Simplify your code with your own conventions

Finding and automating repeated ideas in your code can be a great way to avoid errors and make yourself feel at home. As you build your own software, you and your team can create a framework that makes implementing new features a breeze. Here's how I implemented some changes that helped us do some serious cleanup.

You may recall from my last post about displaying bad data that my presenter looked a bit like this:

require 'delegate'
class UserPresenter < SimpleDelegator
  alias_method :user, :__getobj__
  def initialize(object, view)
    @view = view

That leaves out some a custom method, but you get the picture of how it's created. This wasn't a new gem I pulled in to solve a problem, it was built from scratch.

Once I have something that works and feels comfortable, I end up finding a need for it in different ways. Sure enough, I found that I could use presenters in other places. Classes like ProfilePresenter, ShoppingCartPresenter, and others began to appear.

There are a few things I did to make myself feel at home with them and, better yet, make it easier for others to implement their own.

Let Ruby do the work

I don't want to be recreating this same bit of code when I find a new need for a presenter.

One helpful aspect of my user presenter was the user method I had available. It was a name that expressed the object much better than the standard __getobj__ method. If I needed similar methods in other presenters, I'd rather not be writing alias_method over and over again.

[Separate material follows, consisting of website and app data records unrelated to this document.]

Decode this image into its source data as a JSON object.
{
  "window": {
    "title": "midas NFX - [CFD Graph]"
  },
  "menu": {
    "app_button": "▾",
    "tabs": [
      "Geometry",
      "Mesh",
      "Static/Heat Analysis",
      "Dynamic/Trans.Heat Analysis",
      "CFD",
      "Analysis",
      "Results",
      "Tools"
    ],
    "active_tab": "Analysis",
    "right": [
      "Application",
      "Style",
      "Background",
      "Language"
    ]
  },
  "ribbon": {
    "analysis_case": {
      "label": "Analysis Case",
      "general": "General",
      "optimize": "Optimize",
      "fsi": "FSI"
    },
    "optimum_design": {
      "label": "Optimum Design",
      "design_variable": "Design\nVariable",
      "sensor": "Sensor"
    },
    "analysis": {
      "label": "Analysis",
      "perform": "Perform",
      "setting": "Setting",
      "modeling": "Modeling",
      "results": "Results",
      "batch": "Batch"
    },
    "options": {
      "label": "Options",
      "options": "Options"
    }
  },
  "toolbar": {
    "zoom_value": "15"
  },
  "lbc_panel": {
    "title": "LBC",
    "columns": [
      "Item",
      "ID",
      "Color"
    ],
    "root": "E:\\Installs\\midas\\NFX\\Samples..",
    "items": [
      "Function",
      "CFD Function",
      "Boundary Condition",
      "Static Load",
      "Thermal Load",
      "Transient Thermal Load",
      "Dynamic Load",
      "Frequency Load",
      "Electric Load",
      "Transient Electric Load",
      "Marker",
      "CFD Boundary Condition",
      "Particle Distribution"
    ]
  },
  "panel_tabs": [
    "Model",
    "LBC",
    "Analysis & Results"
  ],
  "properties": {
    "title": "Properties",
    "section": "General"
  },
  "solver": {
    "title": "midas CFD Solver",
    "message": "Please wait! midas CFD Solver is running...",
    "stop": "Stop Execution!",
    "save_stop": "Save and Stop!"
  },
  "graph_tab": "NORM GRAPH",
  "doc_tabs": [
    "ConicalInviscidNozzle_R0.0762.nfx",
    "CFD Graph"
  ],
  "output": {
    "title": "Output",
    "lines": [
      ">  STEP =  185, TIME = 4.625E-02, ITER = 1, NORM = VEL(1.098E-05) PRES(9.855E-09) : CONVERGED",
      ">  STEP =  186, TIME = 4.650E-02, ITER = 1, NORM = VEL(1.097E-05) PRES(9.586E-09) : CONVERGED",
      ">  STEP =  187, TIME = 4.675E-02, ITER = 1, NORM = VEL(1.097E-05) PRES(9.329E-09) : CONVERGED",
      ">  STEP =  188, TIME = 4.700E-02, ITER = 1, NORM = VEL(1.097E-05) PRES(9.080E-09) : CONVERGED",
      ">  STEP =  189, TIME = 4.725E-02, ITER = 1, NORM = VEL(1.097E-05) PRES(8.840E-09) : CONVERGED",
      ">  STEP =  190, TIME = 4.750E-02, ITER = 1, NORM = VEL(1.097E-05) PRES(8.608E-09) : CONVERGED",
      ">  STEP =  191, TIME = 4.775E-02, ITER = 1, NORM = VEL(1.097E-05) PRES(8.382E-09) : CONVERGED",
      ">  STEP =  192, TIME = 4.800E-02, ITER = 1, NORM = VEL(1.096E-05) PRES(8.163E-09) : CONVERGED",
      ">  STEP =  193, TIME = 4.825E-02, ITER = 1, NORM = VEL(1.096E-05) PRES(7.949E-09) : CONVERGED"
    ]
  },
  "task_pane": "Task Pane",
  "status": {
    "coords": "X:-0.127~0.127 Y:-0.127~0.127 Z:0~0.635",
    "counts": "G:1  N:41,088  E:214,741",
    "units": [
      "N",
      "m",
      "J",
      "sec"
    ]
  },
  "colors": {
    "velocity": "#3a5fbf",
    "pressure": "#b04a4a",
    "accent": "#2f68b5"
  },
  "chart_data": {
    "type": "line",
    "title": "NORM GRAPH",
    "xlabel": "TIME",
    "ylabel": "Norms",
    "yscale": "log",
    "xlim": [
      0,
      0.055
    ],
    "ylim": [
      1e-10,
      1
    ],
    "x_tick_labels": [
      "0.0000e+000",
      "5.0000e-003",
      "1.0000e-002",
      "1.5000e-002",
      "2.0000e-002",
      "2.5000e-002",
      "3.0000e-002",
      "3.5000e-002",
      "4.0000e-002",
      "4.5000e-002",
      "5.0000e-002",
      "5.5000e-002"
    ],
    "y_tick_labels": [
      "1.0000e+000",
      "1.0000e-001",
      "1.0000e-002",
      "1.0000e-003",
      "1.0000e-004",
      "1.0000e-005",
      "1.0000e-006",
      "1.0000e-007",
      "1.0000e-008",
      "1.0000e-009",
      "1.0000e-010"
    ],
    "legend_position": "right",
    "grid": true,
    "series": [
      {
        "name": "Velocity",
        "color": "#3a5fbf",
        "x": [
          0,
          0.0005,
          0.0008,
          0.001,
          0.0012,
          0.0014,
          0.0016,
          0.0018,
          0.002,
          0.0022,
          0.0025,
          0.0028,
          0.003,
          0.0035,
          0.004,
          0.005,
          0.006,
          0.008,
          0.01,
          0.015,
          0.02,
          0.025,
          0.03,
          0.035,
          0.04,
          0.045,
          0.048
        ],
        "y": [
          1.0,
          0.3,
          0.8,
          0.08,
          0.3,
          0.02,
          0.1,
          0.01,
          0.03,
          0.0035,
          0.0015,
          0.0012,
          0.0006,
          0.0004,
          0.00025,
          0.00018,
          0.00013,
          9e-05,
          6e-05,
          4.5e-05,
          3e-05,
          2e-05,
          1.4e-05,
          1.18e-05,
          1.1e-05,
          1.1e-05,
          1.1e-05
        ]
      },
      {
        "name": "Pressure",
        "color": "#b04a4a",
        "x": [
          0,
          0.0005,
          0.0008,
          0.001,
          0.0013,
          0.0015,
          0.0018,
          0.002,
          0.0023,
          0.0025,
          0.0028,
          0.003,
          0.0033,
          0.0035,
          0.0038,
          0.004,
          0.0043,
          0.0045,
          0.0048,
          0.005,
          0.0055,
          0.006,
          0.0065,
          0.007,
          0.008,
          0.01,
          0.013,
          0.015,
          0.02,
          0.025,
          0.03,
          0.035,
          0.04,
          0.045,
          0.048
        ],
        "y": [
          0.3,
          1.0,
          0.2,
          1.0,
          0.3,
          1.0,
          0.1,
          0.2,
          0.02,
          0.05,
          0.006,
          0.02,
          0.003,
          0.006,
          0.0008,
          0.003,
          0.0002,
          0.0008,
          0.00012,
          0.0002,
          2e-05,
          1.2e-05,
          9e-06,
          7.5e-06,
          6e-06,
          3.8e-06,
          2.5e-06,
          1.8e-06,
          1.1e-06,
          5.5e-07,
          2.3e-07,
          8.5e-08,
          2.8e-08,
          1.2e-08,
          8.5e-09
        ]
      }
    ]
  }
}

The ProfilePresenter should have a profile method and the ShoppingCartPresenter should have a shopping_cart method, and so on.

So I created a starting point that would do this for me.

I decided that I would stick to a simple naming convention using the class name of my presenter to generate the method accessors.

require 'delegate'
class Presenter < SimpleDelegator
  def self.inherited(klass)
    # get the part of the class name we want like "ShoppingCart"
    base_name ='::').last.sub('Presenter','')
    # downcase and underscore (without activesupport) like "shopping_cart"
    wrapped_object_name = base_name.gsub(/([a-z][A-Z])/){ $1.scan(/./).join('_') }.downcase
    klass.send(:alias_method, wrapped_object_name, :__getobj__)
    klass.send(:alias_method, "#{wrapped_object_name}=", :__setobj__)

When any class inherit's from that, it'll automatically alias methods based upon the name of the class. It's equivalent to:

class ShoppingCartPresenter < SimpleDelegator
  alias_method :shopping_cart, :__getobj__
  alias_method :shopping_cart=, :__setobj__
  # more custom methods that we need

Instead of all that, however, it just looks like this:

class ShoppingCartPresenter < Presenter
  # more custom methods that we need

Displaying potentially dangerous data

My UserPresenter had become useful when we needed to display a bio for a user. Our data could contain HTML and a we needed to be careful about what would be displayed. We certainly didn't want arbitrary scripts being loaded from any bio content.

Given that I had a Rails application, we were able to use the standard sanitize method to clean up HTML content. And now that we've got presenters, it gave us a perfect place to tie our objects and views together so that our template files could be simplified.

Originally, our view looked like this

<%= sanitize %>

But we had already made some changes to use a @presenter in another place, so we can lean on that to make our view template simpler.

Our presenter initializes with combination of an object and view, so we can handle this behavior inside:

class UserPresenter < Presenter
  def bio_html

Then our view template becomes a bit more predictable when moving over to the @presenter:

<%= @presenter.bio_html %>

If we want to provide this ability to all presenters, we can add the behavior to our base class:

class Presenter < SimpleDelegator
  def sanitize(*args)
class UserPresenter < Presenter
  def bio_html

A big benefit there is that we had better control over what created our sanitized html. Our code managed the dependency on the Rails sanitization behavior and if, for any reason, we decided to use an alternate strategy for sanitizing our data, we'd have a single place to look to make the change.

Simplified interfaces

Creating our own conventions made using our code predictable and easy. It gave us sensible expectations for how it would work.

Moving the responsibility for creating a sanitized bit of data from the view template into a presenter object helped us to better manage our templates with simpler code. And it helped us stick to a single interface for data display.

Next time I'll cover how I was able to use wrappers while looping over collections of objects and how we removed if/else statements from our views.

How have you used your own conventions to simplify your process?

Get a FREE sample chapter

Get a sample chapter of Clean Ruby and you'll be added to my periodic newsletter of helpful Ruby tips.